What is palliative care?
Palliative Care is an approach to care that helps people with a life-limiting illness to have the best possible quality of life. It is available for everyone – of any age, race, culture, background, and religion. Palliative care aims to prevent and treat serious health-related suffering that may occur because of the medical condition or its treatment.
A life-limiting illness is an illness that can’t be cured. You may hear this type of illness called ‘life-threatening’ or ‘terminal’. People might also use the terms ‘progressive’ (gets worse over time) or ‘advanced’ (is at a serious stage) to describe these illnesses. Examples of life-limiting illnesses include:
- Advanced stage cancer
- End-stage organ failure – e.g. heart failure, renal failure, liver failure
- End-stage dementia
- Acute traumatic brain injury
- Patients with multiple organ failure
When having palliative care, the patient and their family are always in control of decisions about their health, medical treatment, or well-being.
Depending on your needs, palliative care may include:
- Medicine and other therapies to help relieve pain and other symptoms.
- Support for your family members.
- Help to meet your spiritual, religious, or cultural needs.
- Help and equipment to live comfortably at home where possible.
When is palliative care applicable?
Palliative care can be used at any time in your illness, not just for people who are near the end of life. If there are difficult-to-control symptoms (e.g., difficult pain, nausea, breathlessness, itch) then palliative care may be able to help. Having palliative care does not mean there is no hope, you have ‘given up’ or your families don’t care. Palliative care is given alongside your usual medical treatments and there is always something that we can do to make our patients feel better.
What is end-of-life care?
End-of-life care involves treatment, care, and support for people who are nearing the end of their life and is an important part of palliative care. End-of-life care is for people who are thought to be in the last year of life, but this timeframe can be difficult to predict. Some people might only receive end-of-life care in their last weeks or days.
End-of-life care aims to help you to live as comfortably as possible in the time you have left. It involves managing physical symptoms and getting emotional support for you and your family and friends. You might need more of this type of care towards the end of your life.
End-of-life care also involves talking to you and your family and friends about what to expect towards the end of your life. The people looking after you will talk to you about your needs and wishes, and make sure they consider what you want in the care they provide.
Where can I receive palliative care?
Depending on your needs and other requirements, you may receive palliative care at home, in a hospital, or in other care facilities. Many patients can be seen in the outpatient clinic but sometimes admission to the inpatient unit is required to optimize your symptoms, typically 1 to 2 weeks, before returning home.
It may be important for some patients and families to spend as much time as possible at home. In this case, we will work together with you to try and make this possible. We will work with your primary medical team and home care teams to try and facilitate care at home wherever possible.

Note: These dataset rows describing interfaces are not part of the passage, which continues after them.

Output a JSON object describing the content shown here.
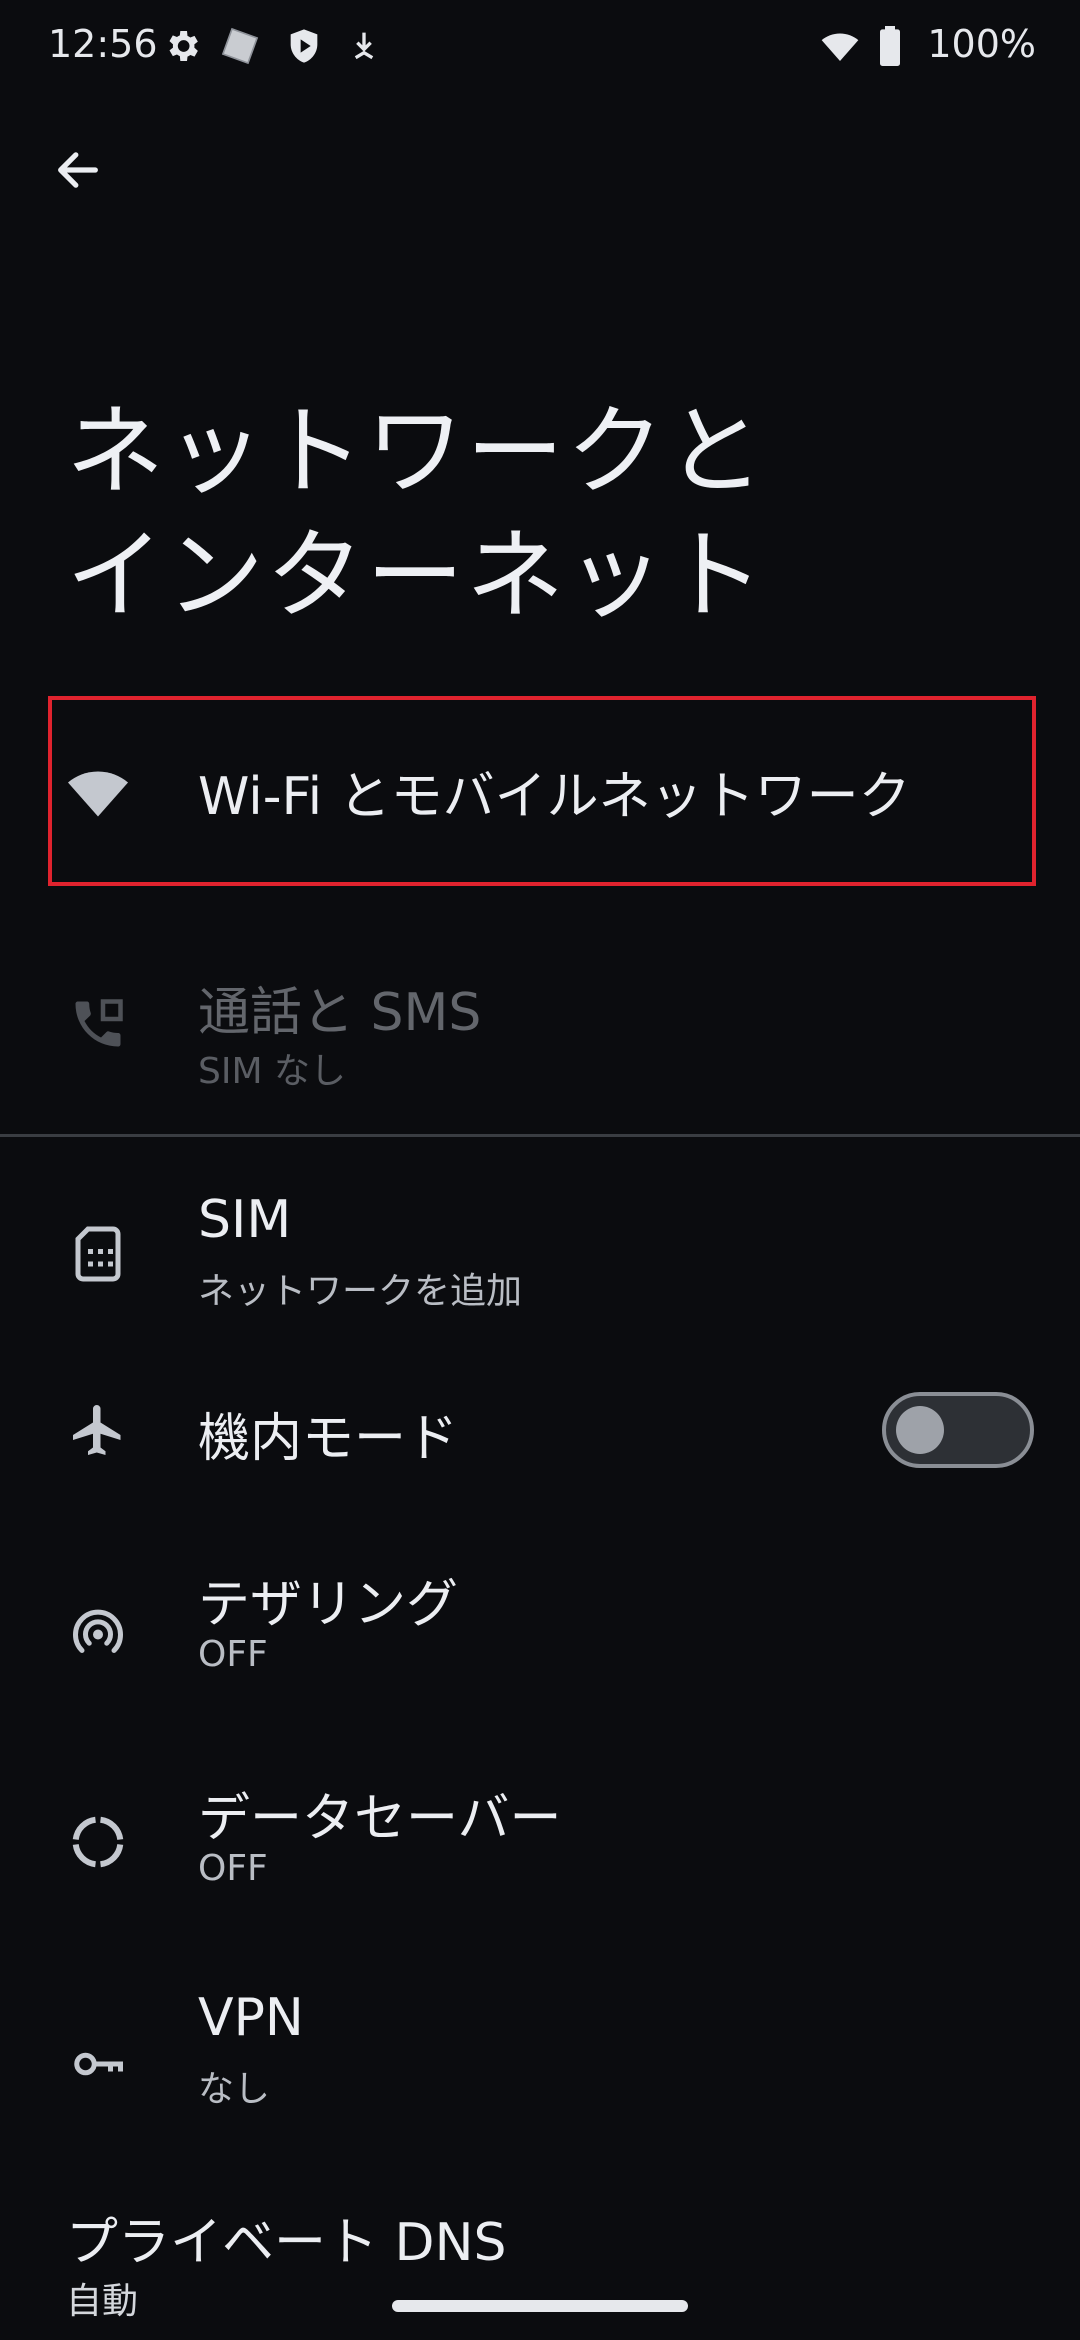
{
  "status_bar": {
    "time": "12:56",
    "battery": "100%",
    "icons": [
      "gear-icon",
      "screenshot-icon",
      "shield-play-icon",
      "download-icon",
      "wifi-icon",
      "battery-icon"
    ]
  },
  "page": {
    "title_line1": "ネットワークと",
    "title_line2": "インターネット"
  },
  "items": [
    {
      "icon": "wifi-icon",
      "title": "Wi-Fi とモバイルネットワーク",
      "subtitle": ""
    },
    {
      "icon": "call-icon",
      "title": "通話と SMS",
      "subtitle": "SIM なし",
      "disabled": true
    },
    {
      "icon": "sim-card-icon",
      "title": "SIM",
      "subtitle": "ネットワークを追加"
    },
    {
      "icon": "airplane-icon",
      "title": "機内モード",
      "subtitle": "",
      "toggle": false
    },
    {
      "icon": "hotspot-icon",
      "title": "テザリング",
      "subtitle": "OFF"
    },
    {
      "icon": "data-saver-icon",
      "title": "データセーバー",
      "subtitle": "OFF"
    },
    {
      "icon": "vpn-key-icon",
      "title": "VPN",
      "subtitle": "なし"
    },
    {
      "icon": "",
      "title": "プライベート DNS",
      "subtitle": "自動"
    }
  ],
  "colors": {
    "background": "#0b0c0f",
    "text": "#eceef2",
    "subtext": "#b9bdc4",
    "highlight": "#e0232e",
    "disabled": "#63666c"
  }
}
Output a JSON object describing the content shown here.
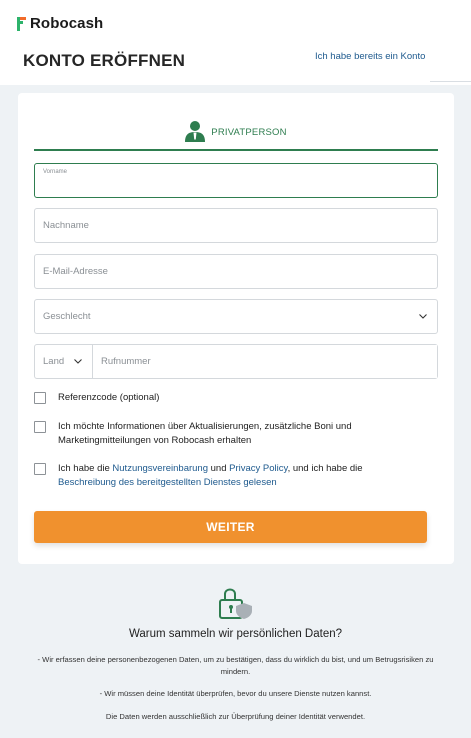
{
  "header": {
    "brand": "Robocash",
    "title": "KONTO ERÖFFNEN",
    "login_link": "Ich habe bereits ein Konto"
  },
  "tab": {
    "label": "PRIVATPERSON",
    "icon": "person-icon"
  },
  "form": {
    "first_name": {
      "label": "Vorname",
      "value": ""
    },
    "last_name": {
      "placeholder": "Nachname"
    },
    "email": {
      "placeholder": "E-Mail-Adresse"
    },
    "gender": {
      "placeholder": "Geschlecht"
    },
    "country": {
      "placeholder": "Land"
    },
    "phone": {
      "placeholder": "Rufnummer"
    },
    "referral_label": "Referenzcode (optional)",
    "marketing_label": "Ich möchte Informationen über Aktualisierungen, zusätzliche Boni und Marketingmitteilungen von Robocash erhalten",
    "terms": {
      "prefix": "Ich habe die ",
      "terms_link": "Nutzungsvereinbarung",
      "and": " und ",
      "privacy_link": "Privacy Policy",
      "middle": ", und ich habe die",
      "service_link": "Beschreibung des bereitgestellten Dienstes gelesen"
    },
    "submit_label": "WEITER"
  },
  "info": {
    "title": "Warum sammeln wir persönlichen Daten?",
    "line1": "- Wir erfassen deine personenbezogenen Daten, um zu bestätigen, dass du wirklich du bist, und um Betrugsrisiken zu mindern.",
    "line2": "- Wir müssen deine Identität überprüfen, bevor du unsere Dienste nutzen kannst.",
    "line3": "Die Daten werden ausschließlich zur Überprüfung deiner Identität verwendet."
  },
  "colors": {
    "brand_green": "#2e7d4f",
    "accent_orange": "#f0912e",
    "link_blue": "#1e5a8e",
    "logo_orange": "#f26b2a",
    "logo_green": "#2db36b"
  }
}
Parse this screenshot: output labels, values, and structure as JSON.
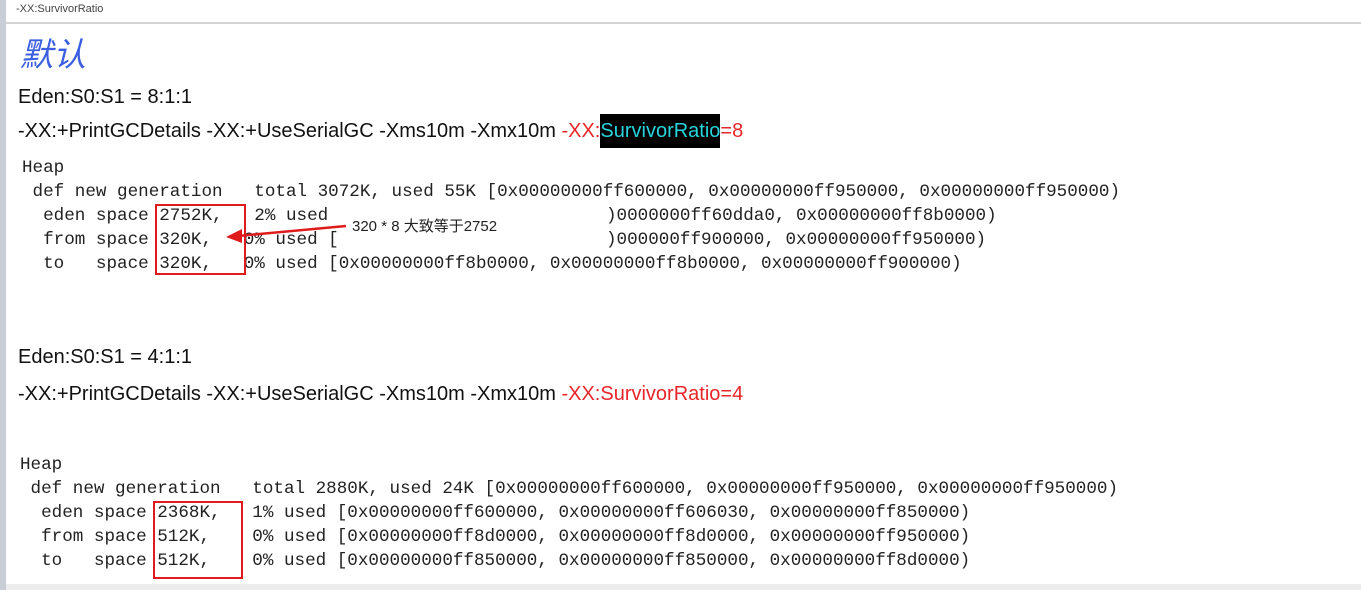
{
  "window": {
    "title": "-XX:SurvivorRatio"
  },
  "heading": "默认",
  "section1": {
    "ratio": "Eden:S0:S1 = 8:1:1",
    "cmd_prefix": "-XX:+PrintGCDetails -XX:+UseSerialGC -Xms10m -Xmx10m ",
    "cmd_flag": "-XX:",
    "cmd_highlight": "SurvivorRatio",
    "cmd_value": "=8",
    "heap": "Heap",
    "def_line": " def new generation   total 3072K, used 55K [0x00000000ff600000, 0x00000000ff950000, 0x00000000ff950000)",
    "eden_prefix": "  eden space 2752K,   2% used",
    "eden_suffix": ")0000000ff60dda0, 0x00000000ff8b0000)",
    "from_prefix": "  from space 320K,   0% used [",
    "from_suffix": ")000000ff900000, 0x00000000ff950000)",
    "to_line": "  to   space 320K,   0% used [0x00000000ff8b0000, 0x00000000ff8b0000, 0x00000000ff900000)",
    "annotation": "320 * 8 大致等于2752",
    "annotation_color": "#e01b1b"
  },
  "section2": {
    "ratio": "Eden:S0:S1 = 4:1:1",
    "cmd_prefix": "-XX:+PrintGCDetails -XX:+UseSerialGC -Xms10m -Xmx10m ",
    "cmd_flag": "-XX:SurvivorRatio=4",
    "heap": "Heap",
    "def_line": " def new generation   total 2880K, used 24K [0x00000000ff600000, 0x00000000ff950000, 0x00000000ff950000)",
    "eden_line": "  eden space 2368K,   1% used [0x00000000ff600000, 0x00000000ff606030, 0x00000000ff850000)",
    "from_line": "  from space 512K,    0% used [0x00000000ff8d0000, 0x00000000ff8d0000, 0x00000000ff950000)",
    "to_line": "  to   space 512K,    0% used [0x00000000ff850000, 0x00000000ff850000, 0x00000000ff8d0000)"
  }
}
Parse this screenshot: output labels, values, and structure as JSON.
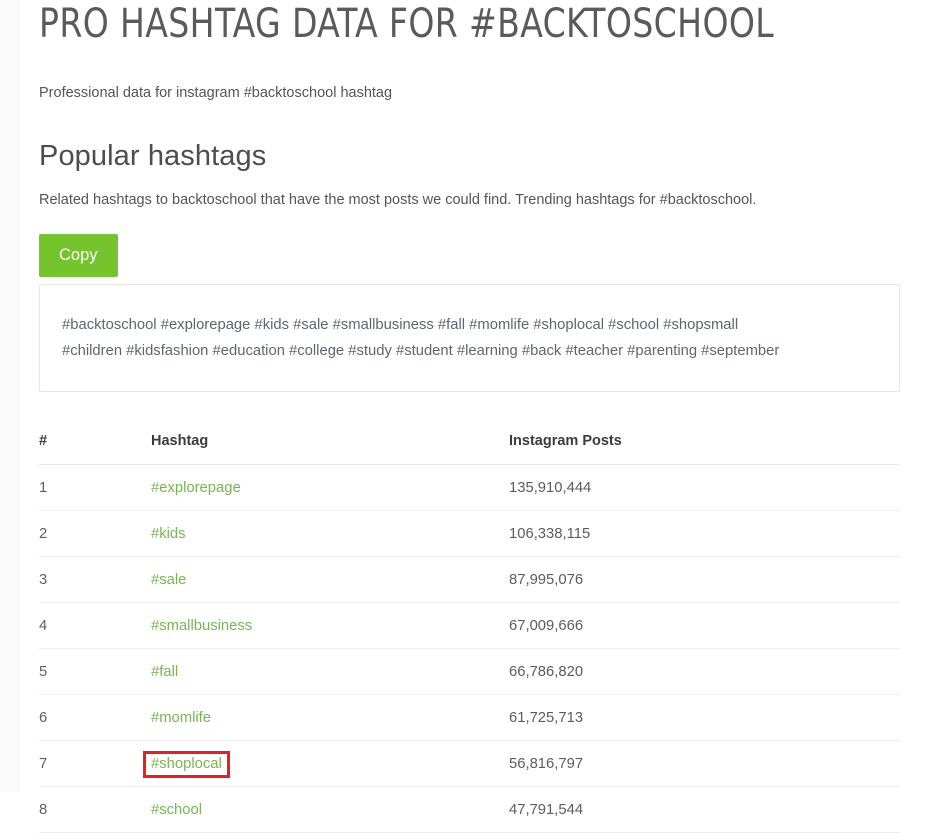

Where can I see the palliative care team?
The palliative care team is based primarily at Burjeel Medical City in Mohamed Bin Zayed City, Abu Dhabi but clinics are also held at Burjeel Hospital Abu Dhabi and Burjeel Specialty Hospital in Sharjah.